Share this story

How can I make myself fire-proof?

By Nick Synko

How can I make myself fire-proof?

Q. Given the state of the economy, I’m really worried about my job. I keep hearing about making yourself “fire-proof” at work. How do I do that?

A. What does “fire-proof” mean? In the workplace, it refers to what an employee should be doing to avoid being laid off or fired. There are four primary areas of performance you will want to monitor. If you are able to measurably demonstrate your accomplishments in each of these areas, you will be taking important steps to protecting and improving your value to your current – or if need be – to a future employer.

1 Problems

A problem is typically an area of performance that has deteriorated. Your goal when problems occur in your department is to demonstrate your ability, individually or as part of a team, to restore performance to previous levels – or beyond. Recognition as a problem-solver has its obvious benefits.

2 Continuous improvements

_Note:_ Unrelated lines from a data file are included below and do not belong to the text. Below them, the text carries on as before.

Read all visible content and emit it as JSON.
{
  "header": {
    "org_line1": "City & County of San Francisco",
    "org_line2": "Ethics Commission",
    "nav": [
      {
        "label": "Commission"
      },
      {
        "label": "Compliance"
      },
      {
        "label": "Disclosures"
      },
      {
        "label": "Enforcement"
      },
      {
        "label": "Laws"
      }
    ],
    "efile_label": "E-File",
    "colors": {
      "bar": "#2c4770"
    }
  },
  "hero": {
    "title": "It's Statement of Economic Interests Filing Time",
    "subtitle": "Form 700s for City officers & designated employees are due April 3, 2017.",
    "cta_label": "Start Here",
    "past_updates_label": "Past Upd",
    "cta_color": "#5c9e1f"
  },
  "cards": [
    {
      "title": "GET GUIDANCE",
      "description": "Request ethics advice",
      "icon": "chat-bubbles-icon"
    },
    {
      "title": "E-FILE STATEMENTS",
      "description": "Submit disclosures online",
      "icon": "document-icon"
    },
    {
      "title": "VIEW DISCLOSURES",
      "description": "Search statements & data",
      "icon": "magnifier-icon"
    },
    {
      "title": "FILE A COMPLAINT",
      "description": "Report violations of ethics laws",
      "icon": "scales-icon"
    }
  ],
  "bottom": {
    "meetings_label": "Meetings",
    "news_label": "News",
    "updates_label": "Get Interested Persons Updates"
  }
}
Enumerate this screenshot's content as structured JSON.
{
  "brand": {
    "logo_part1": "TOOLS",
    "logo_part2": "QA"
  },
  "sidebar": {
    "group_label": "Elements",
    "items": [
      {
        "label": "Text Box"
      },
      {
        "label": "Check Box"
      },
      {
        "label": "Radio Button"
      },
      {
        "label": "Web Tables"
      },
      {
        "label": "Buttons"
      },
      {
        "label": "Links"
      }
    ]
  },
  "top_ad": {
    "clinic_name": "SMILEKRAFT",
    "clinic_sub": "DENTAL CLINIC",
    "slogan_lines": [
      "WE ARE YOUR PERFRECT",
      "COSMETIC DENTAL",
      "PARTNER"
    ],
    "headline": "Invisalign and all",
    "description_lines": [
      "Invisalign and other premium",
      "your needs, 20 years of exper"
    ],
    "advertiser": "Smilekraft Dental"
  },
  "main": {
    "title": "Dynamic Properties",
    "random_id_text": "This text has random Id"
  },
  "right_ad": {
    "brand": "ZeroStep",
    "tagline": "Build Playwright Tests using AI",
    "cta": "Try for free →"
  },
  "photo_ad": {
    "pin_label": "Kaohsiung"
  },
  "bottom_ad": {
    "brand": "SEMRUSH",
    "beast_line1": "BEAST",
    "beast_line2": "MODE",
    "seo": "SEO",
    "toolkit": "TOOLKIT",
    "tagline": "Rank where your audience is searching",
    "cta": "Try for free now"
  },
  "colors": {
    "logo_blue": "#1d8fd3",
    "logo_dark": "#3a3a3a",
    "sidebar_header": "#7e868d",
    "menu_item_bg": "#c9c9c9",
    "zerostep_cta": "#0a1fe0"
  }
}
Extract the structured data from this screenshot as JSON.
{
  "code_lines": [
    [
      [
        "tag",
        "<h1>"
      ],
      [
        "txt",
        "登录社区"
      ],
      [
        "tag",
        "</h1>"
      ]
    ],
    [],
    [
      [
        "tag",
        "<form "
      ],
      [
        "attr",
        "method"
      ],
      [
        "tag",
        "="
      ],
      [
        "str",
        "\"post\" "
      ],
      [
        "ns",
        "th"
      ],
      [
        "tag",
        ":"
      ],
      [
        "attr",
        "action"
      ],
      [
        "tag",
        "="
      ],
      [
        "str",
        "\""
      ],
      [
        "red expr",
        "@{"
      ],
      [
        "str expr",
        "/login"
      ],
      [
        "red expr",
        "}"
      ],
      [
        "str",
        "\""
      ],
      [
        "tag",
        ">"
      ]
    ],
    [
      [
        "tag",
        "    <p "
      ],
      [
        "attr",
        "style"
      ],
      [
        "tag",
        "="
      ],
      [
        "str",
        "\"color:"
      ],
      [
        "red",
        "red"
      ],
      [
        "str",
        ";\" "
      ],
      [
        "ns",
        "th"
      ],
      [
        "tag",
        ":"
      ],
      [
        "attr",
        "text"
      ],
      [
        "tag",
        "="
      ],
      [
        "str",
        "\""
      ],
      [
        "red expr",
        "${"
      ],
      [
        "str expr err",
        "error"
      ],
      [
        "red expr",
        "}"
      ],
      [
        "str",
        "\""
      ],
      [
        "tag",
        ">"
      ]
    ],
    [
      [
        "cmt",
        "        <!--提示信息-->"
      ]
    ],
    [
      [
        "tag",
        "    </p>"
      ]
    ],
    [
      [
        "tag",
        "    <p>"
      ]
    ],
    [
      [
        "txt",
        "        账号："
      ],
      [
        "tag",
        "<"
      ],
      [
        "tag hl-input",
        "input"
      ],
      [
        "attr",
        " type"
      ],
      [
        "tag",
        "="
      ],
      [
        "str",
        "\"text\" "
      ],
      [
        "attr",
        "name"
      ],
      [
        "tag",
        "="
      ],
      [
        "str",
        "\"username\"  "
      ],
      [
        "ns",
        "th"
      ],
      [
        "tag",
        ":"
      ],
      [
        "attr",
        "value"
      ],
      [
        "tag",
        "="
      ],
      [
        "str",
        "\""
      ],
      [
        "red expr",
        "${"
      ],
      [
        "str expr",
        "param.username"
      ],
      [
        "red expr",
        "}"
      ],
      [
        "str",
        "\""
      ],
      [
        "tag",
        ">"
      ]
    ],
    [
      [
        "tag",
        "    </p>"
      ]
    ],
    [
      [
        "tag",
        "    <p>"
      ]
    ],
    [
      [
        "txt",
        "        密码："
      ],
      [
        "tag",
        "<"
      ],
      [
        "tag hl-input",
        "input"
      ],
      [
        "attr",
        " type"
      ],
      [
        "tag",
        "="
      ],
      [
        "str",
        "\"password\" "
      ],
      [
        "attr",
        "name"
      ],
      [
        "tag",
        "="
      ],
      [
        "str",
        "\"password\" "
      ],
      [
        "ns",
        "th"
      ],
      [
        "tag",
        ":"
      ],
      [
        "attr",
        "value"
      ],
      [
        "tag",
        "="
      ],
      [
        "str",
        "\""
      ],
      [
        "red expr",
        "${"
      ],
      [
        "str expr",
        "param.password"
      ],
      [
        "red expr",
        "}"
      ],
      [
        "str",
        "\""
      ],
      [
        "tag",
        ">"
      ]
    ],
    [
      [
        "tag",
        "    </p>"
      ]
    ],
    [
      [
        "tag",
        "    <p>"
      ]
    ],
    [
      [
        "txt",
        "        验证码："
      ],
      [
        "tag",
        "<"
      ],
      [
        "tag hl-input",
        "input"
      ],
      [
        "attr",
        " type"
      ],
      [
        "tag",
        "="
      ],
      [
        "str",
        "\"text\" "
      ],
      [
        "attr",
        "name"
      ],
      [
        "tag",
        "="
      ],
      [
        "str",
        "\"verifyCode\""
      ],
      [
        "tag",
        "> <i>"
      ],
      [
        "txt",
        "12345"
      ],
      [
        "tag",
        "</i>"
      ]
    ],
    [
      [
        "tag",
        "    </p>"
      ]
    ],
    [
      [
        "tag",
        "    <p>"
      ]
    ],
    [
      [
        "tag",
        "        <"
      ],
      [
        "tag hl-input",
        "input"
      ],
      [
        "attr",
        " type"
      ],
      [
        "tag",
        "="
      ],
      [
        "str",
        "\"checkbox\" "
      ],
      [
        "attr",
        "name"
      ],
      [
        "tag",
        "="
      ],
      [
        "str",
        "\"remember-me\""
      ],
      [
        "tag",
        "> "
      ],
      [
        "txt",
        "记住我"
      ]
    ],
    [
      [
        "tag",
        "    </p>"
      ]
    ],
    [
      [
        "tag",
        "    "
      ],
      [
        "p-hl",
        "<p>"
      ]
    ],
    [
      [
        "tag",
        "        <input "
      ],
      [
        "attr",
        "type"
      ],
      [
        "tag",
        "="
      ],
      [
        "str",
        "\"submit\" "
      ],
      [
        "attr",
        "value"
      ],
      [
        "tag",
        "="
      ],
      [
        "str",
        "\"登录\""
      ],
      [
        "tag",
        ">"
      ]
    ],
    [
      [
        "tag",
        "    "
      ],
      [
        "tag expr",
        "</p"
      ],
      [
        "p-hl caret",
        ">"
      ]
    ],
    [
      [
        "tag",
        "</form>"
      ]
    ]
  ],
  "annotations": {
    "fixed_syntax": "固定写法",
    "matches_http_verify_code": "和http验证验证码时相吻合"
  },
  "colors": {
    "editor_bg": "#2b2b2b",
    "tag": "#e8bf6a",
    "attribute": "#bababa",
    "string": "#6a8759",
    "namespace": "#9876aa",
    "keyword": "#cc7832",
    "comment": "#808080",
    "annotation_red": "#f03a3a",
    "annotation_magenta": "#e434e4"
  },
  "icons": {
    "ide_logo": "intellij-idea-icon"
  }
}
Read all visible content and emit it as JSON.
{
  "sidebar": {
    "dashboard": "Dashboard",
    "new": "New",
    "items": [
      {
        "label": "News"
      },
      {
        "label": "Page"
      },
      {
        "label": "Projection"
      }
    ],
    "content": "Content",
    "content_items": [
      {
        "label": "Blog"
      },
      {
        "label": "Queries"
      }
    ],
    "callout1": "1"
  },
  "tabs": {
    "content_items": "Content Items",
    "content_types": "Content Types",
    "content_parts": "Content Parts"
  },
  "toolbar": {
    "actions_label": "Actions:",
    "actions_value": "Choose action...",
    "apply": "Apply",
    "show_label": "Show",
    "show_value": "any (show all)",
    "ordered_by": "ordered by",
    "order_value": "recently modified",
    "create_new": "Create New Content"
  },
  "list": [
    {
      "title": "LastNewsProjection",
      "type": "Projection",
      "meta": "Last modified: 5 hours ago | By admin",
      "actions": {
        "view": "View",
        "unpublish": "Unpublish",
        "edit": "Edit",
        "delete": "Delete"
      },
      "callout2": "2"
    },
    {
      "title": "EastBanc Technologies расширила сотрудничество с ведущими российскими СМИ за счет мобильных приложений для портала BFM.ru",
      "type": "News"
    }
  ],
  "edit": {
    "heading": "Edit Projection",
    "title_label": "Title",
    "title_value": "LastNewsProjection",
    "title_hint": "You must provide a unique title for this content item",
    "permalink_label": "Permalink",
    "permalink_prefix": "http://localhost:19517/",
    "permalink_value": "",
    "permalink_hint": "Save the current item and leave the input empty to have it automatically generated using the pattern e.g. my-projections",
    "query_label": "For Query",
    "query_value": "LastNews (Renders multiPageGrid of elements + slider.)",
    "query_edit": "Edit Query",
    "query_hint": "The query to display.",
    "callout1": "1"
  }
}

When everything is going fine, instead of coasting, you need to look at aspects of your work where improvements can be made to improve your organization’s overall competitiveness. Your ability to move beyond “If it isn’t broken, don’t fix it” to “I’ve found a way to make things even better” will help you and your organization remain ahead of the competition.

3 Routine responsibilities

Such duties are the lifeblood of any organization. These are the things you do day-to-day, which likely take up the majority of your time. Yet, these tasks can be so routine that the volume and quality of your work are overlooked. Ensure others know what you do. Don’t assume “they” know.

4 Personal improvements

While the first three categories of performance management are critical to your organization’s short-term success, this category encompasses personal development activities that make you a more valuable employee in the long run. Are you continuing to learn new skills? Are you attending professional development seminars? Are you taking continuing education classes? Avoid job-skill coasting. Being seen as someone committed to long-term self-improvement can make a “security” difference.

All this being said, no one is “fire-proof.” You can be the best you can possibly be in a declining industry or in a non-competitive organization and still be let go. Just remember that all your accomplishments today will never be for naught. They can readily become part of your future resume and interview talking points – and be the reason you win that next job opportunity.

Whatever you are able to do – or not – remember that your real “fire-proof” security is in God. Paul wrote in Philippians 4:19: “My God will fully supply whatever you need, in accord with his glorious riches in Christ Jesus.” Trusting in him and his word is your best protection.

You will then have the opportunity you are seeking. Once he understands the “value add” of your skills, I bet he will take notice and use them to enhance the “whole body” – or, in this instance, the organization.